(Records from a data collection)
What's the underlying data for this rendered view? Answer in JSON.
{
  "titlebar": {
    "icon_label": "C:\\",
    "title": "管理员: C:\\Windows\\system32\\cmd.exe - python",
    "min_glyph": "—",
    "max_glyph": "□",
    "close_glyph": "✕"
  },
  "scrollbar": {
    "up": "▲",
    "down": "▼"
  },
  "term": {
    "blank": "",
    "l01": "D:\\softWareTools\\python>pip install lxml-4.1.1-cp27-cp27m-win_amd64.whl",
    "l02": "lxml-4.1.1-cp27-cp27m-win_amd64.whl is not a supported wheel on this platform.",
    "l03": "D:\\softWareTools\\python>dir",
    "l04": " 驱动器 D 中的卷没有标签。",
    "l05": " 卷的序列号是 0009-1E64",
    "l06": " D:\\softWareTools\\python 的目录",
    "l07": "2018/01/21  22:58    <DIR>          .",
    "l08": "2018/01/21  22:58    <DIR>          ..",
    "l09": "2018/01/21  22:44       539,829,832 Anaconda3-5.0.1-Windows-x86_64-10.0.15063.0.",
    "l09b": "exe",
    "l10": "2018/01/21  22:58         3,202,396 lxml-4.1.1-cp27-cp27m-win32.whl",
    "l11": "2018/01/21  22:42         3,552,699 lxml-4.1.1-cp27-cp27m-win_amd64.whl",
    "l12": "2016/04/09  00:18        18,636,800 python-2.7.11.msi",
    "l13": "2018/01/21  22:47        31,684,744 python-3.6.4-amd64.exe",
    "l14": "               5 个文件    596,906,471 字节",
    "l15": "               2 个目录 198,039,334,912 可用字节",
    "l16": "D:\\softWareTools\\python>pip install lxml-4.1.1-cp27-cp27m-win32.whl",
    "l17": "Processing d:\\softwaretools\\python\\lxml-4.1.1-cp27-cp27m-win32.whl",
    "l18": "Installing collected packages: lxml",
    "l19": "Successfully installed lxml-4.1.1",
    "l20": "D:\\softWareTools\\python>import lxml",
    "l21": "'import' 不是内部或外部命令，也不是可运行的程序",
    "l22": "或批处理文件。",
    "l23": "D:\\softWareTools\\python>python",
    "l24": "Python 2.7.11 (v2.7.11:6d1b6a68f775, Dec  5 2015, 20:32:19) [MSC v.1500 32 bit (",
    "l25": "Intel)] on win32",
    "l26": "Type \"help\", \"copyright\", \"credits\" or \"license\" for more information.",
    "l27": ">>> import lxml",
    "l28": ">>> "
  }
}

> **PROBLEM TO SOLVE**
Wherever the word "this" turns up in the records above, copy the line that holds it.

> **ANSWER SPACE**
What's the underlying data for this rendered view? Answer in JSON.
    "l02": "lxml-4.1.1-cp27-cp27m-win_amd64.whl is not a supported wheel on this platform.",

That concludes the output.